There can be three types of text in your document:
- text that isn't real text, but part of a raster image,
- vector text drawn by PDF syntax without using a real font,
- vector text using a real font.
The answer to your question depends on the type of text you're confronted with:
- There is no way to extract font information if the text is not real text, but part of a raster image. You need an OCR tool to convert the pixels into characters, but you won't get any info about the font family. You could try to compare pixels, but you've already tried that and you've discovered that this isn't trivial (one might consider your current solution as a bad workaround / bad design).
- You describe text that is drawn on a page using Bézier curves. Although, it's possible to draw text like this, you won't find many PDFs that are drawn like this. The reason is obvious: every time you'd need a specific glyph, let's say A, you would need to add the syntax to draw that glyph on the page, leading to plenty of redundant PDF syntax.

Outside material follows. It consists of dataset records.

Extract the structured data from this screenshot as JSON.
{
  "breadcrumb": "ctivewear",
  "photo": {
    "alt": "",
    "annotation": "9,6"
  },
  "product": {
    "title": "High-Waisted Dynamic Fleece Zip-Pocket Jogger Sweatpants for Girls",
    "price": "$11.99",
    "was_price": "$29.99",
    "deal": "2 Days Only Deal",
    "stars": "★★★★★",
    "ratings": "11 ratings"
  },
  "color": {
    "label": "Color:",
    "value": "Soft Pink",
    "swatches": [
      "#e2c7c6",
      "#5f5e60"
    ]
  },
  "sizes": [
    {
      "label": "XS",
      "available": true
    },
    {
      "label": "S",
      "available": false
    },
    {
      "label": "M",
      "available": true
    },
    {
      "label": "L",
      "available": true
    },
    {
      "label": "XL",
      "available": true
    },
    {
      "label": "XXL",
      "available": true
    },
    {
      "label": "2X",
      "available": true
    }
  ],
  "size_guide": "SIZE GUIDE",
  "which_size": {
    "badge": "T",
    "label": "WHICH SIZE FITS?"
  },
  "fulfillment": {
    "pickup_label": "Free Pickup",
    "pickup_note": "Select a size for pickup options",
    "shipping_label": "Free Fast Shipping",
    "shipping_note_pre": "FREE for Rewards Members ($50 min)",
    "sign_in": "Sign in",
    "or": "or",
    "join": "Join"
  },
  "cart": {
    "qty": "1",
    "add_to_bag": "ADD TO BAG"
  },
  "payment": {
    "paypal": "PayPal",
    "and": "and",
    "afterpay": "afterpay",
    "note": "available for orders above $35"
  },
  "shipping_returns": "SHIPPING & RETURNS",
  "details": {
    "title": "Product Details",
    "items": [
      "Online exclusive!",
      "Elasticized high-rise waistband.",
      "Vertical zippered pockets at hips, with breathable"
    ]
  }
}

- PDFs usually work with fonts. A font is stored in a PDF file using a font dictionary. The syntax that makes up a page refers to that font using a name that can be chosen by the PDF producer, but that corresponds with an entry in the page resources that contains a reference to the font dictionary. Each font has an encoding mapping characters to glyphs. In the page content we use characters, based on these characters, glyphs will be selected in the font.
You are asking about the font family. This information is stored in the font dictionary. Take a look at my answer to the question What are the ways of checking if piece of text in PDF documernt is bold using iTextSharp and you'll get an idea of what such a font dictionary looks like.

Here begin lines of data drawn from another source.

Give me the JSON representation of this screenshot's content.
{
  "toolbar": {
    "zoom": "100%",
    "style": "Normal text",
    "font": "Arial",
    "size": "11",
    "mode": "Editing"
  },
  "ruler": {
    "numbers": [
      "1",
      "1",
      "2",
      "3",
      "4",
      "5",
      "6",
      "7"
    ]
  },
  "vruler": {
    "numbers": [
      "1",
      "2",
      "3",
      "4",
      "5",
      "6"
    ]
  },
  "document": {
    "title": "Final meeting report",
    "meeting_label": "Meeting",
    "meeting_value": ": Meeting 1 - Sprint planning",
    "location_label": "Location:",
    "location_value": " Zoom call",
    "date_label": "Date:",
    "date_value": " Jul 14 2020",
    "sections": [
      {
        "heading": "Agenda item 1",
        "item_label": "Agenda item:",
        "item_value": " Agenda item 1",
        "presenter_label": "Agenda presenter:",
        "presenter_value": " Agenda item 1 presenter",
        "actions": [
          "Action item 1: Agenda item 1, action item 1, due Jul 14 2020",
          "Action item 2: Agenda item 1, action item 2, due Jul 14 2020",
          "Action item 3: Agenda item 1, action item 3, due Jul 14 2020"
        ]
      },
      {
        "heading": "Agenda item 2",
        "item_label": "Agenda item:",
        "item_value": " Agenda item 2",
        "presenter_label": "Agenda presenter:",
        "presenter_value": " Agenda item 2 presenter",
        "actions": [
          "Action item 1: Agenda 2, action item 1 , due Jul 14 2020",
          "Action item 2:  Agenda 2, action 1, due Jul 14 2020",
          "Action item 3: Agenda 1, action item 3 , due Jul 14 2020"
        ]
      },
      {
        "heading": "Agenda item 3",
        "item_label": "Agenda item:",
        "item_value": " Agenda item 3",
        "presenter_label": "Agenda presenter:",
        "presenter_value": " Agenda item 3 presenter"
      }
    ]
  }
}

Do you see the
/BaseFont entry in the font dictionary? It has values such as
JOJJAH+TT116t00. In this case, the name of the font is "TT116t00", but what is "JOJJAH"? That is explained in my answer to the question What are the extra characters in the font name of my PDF?
Not all fonts are embedded. Sometimes the name of the font is sufficient for the viewer to know what the glyphs look like. For instance: there are 14 Standard Type 1 fonts that every viewer should be able to render.

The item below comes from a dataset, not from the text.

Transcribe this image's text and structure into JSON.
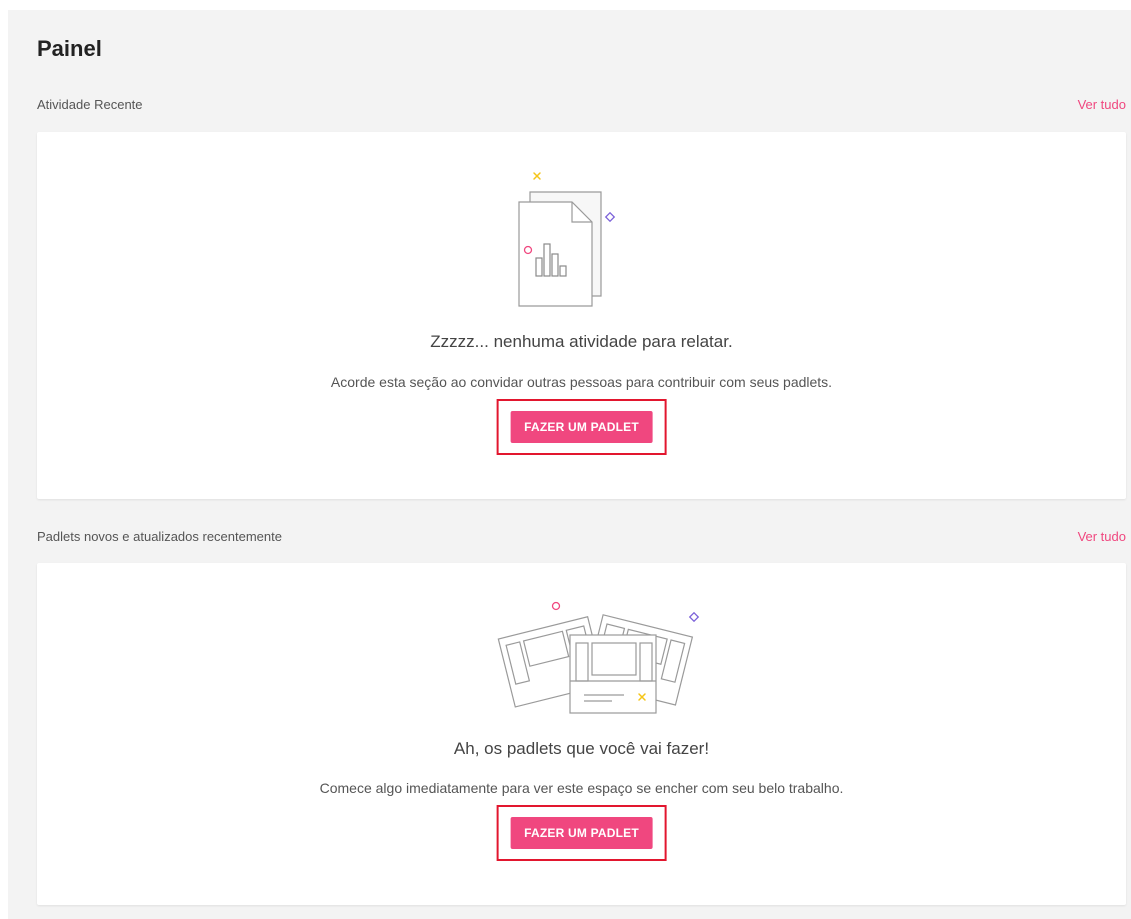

Arial isn't one of those fonts, so if you want to be sure that Arial is rendered correctly, that font needs to be embedded. The font dictionary will refer to a Font Descriptor where you'll find the syntax to draw glyphs using linear paths, Bézier curves, etc. Suppose that you need the character A, then the font descriptor will contain some syntax that knows how to draw that character. The font dictionary will also have a map that maps the character
A to the glyph A. Now when you need that glyph in your content, you can just use the character
A and that will refer to the syntax that draws the glyph A. That syntax is stored inside the PDF only once.
Suppose that a PDF has the full Arial font embedded, then the value of
/BaseFont would be
Arial. However, if we'd embed the full Arial font, the PDF would be bloated. There are way too many characters in Arial; we don't need them all. That's why we'll only embed one or more subsets. When you see 6 characters followed by a
+ sign in the
/BaseFont entry, you have discovered a font subset.
/BaseFont entry of a font dictionary can be done using different libraries. On the official iText site, we have different Q&As that explain how to Inspect a PDF. There's also an example that lists the fonts used in a PDF. Maybe that can be helpful.
NOTE: as explained in the help section, more specifically on the page What topics can I ask about here?, you will find rule #4: Questions asking us to recommend or find a book, tool, software library, tutorial or other off-site resource are off-topic for Stack Overflow as they tend to attract opinionated answers and spam.
I have given you the general information about where to find font information inside a PDF, but it's not allowed for you to ask questions to recommend the best tool to do this. Sorry for that.